Like Lemieux, the Penguins are seeing their legend grow. They won both their Stanley Cups after having struggled in the regular season, thereby earning a reputation for being a team that could throttle up at will. This season they've kept the hammer down. "We're in high gear," says forward Rick Tocchet, an important pickup late last season who has become a leader in the dressing room. "We're ready for the playoffs. And we know that anything less than the Stanley Cup is going to be a failure."
The talkative Tocchet is momentarily struck dumb when he's asked if the Penguins, who ended last year's playoffs with a record-tying 11 consecutive postseason victories, are peaking too soon. "Who's peaking?" he says after a long pause. "If you think this team is peaking, you're wrong."
By the middle of June there will be blood on the ice and beer in the Cup. The Penguins can already smell both.

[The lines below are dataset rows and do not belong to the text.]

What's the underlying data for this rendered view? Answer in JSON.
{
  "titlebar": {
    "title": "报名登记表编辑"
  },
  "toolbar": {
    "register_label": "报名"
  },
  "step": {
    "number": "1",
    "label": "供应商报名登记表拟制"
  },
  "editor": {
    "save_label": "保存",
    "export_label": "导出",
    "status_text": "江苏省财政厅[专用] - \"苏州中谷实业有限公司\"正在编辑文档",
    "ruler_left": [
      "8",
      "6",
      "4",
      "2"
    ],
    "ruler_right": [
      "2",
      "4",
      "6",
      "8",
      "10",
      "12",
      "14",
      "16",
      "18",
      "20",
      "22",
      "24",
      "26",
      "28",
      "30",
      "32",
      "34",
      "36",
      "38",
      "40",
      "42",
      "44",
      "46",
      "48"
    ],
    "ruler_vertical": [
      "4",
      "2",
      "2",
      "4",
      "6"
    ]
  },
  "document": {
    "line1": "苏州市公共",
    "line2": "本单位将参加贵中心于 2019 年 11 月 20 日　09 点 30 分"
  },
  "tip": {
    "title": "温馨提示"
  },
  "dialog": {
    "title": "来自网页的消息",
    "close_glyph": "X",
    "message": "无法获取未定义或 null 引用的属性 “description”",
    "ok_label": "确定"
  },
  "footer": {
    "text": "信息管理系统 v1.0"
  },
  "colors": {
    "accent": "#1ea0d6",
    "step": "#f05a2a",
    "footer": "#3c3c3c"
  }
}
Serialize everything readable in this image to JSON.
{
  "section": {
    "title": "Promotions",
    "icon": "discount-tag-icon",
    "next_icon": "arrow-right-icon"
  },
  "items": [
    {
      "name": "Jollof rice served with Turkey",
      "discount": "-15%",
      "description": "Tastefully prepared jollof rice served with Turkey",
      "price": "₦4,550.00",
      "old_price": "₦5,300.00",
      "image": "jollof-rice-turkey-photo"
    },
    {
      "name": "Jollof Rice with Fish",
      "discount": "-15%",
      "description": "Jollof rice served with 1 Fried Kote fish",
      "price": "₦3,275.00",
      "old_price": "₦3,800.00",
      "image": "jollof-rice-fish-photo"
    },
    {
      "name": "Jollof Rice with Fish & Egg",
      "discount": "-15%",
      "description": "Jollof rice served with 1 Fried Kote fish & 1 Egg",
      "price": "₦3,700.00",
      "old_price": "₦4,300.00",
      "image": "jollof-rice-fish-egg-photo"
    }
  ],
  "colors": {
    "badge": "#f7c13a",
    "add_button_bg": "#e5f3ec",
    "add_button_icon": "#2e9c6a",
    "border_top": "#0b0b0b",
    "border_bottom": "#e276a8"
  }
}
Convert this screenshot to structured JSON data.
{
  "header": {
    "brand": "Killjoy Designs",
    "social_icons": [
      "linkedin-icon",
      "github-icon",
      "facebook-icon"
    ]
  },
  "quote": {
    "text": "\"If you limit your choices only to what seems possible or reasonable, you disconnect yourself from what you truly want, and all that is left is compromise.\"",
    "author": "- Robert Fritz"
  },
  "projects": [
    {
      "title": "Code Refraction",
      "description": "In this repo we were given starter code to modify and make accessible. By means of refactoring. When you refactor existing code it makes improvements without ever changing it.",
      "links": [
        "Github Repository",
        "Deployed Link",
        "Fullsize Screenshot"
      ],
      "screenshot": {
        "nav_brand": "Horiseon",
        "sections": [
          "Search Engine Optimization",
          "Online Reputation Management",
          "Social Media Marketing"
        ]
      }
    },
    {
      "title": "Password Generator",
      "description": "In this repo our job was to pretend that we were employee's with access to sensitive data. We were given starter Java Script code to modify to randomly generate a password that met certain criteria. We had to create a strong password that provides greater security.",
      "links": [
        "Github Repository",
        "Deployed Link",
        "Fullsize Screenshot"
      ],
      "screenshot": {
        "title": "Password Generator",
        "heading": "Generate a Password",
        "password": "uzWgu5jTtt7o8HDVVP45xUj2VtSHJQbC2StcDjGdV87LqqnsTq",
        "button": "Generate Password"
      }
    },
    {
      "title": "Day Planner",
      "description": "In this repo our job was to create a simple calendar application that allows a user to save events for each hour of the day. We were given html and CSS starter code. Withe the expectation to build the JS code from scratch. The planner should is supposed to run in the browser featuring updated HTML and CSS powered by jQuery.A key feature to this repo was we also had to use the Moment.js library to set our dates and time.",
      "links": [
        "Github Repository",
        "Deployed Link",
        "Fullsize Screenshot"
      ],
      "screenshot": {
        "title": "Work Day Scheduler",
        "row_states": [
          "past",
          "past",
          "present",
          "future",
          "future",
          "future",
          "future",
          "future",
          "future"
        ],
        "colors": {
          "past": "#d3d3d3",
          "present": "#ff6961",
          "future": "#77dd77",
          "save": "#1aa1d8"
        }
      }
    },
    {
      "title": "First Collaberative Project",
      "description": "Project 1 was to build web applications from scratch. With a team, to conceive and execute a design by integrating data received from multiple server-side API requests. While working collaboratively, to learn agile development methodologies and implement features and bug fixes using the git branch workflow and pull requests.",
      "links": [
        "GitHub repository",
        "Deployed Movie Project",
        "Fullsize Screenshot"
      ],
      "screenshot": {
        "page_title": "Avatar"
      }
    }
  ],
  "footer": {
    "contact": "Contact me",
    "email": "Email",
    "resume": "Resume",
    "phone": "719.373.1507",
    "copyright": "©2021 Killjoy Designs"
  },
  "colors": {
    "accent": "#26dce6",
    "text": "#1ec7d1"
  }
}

Says defenseman Peter Taglianetti, who was reacquired from the expansion Tampa Bay Lightning last month, "We're out to prove that this is the best team the league has seen in a long, long time."
Lemieux says that he's still drained and sore from the radiation therapy, but the only outward sign of his mortality is a half-moon-shaped bald patch on the back of his head. And you only notice that when he takes off his helmet. In full gear he's Super Mario, number 66, the greatest show on earth.